Jean-Paul Sartre was one of the first global public intellectuals, famous for his popular existentialist philosophy, his works of fiction, and his rivalry with Albert Camus.
Jean-Paul Sartre was one of my favorites when I was an undergraduate. I enjoyed his novels and plays, and his great essay “Existentialism as Humanism. “ And I once even read a good bit of Being and Nothingness, his 700 page magnum opus.
So what did Sartre mean by saying that we are radically free, and that we are condemned to be free? And what is existentialism?
This morning I made the decision to come to work on Philosophy Talk, rather than turn over and go back to sleep. Now I couldn't’ decide to change the past --- say go back and change the Philosophy Talk schedule, so that I had another day before I had to prepare. That’s was given, fixed. And a lot of other things are given so I couldn’t do anything about. This is what Sartre calls the facticity of the in-itself, by the way.
Nothing given, however, dictated what I would decide. I couldn’t count on the laws of nature or God to get me out of bed. I had to make the decision. I am a for-itself, a consciousness, not an in-itself, like a rock. I am condemned to be radically free.
But, I might say, I promised to work on philosophy talk this morning. I live up to my promises, that’s part of my nature, part of who and what I am. So I couldn’t, really, do anything but get out of bed and get to work. That's how it seemed.
Wrong, Sartre would say. I couldn’t both roll over and go back to sleep and fulfill my promise. But I could roll over and go back to sleep, and thereby break my promise. My promise in the past, so this morning it was part of the facticity of the in-itself. But my decision to get ready for Philosophy Talk was not. I had to decide, and there was nothing in the world, as it had developed up to the moment of decision, that forced me to decide to get out of bed. That decision hadn’t been made; I had to make it.

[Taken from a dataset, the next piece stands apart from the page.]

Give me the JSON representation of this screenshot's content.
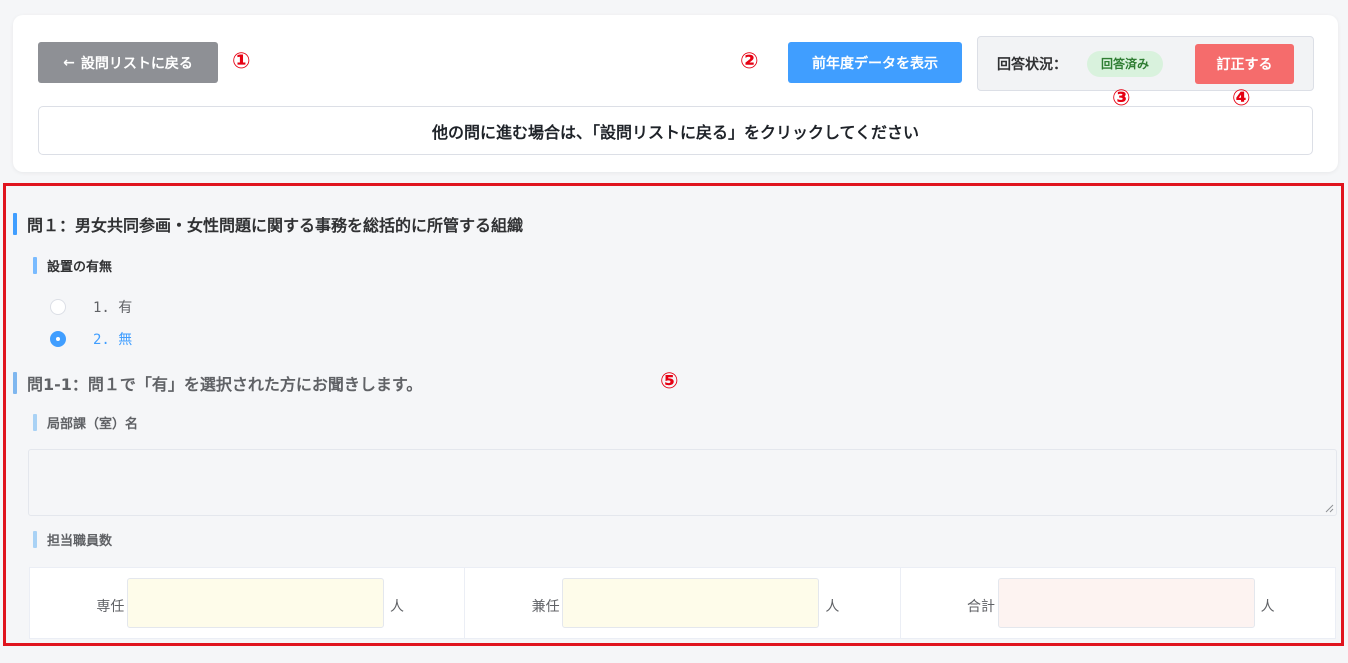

But still, that wouldn't it have been contrary to my nature, to what I am, to just roll over and ignore my obligations?
Sartre would say that I am trying to escape from freedom. There is no essential nature that fixes who I are and what I do. My decisions and actions define my nature, not the other way around. As Sartre says, “existence precedes essence”.
Existentialism is sort of a generalization of all of this. Not only each individual, but humankind in general, creates its own nature. God didn’t determine the essence of humanity --- Sartre was an atheist. And biology doesn’t fix the nature of humanity in many important ways. It fixes the way we digest things and gives us the ability to perceive and move our bodies in various ways. But it doesn’t settle what is right and what is wrong; that’s done by human decisions.
But still, even atheists believe can believe in an objective realm of values. Our freedom extends only so far. Human decisions don’t determine that 2 + 2 = 4, or the pi is an irrational number, and that remains the case even if there is no God. And human decisions they don’t determine that genocide is wrong and keeping one’s promises is right. Those things are given, aren’t they?
But according to Sartre, there is no objective realm of values that fixes the nature of right and wrong. This is the way that his existentialism differs from other versions of secular humanism. It’s all up to us. For humankind as well as for each individual, existence precedes essence. Objective values are just one more way of trying to escape from freedom.
It’s not so easy to put the various sides of Sartre together. He is famous for being part of the French Resistance, fighting Nazi-ism in every way he could. Could he really have really dared all risk all to fight this evil, if he didn’t really think it was objectively evil? Could he really think that it was his decision to fight Naziism, that made it evil? Was slavery OK, until humans decided it was not OK?
It’s all a bit hard to swallow. Still, I think he may be right. I guess I’m condemned to decide whether I am an existentialist or not.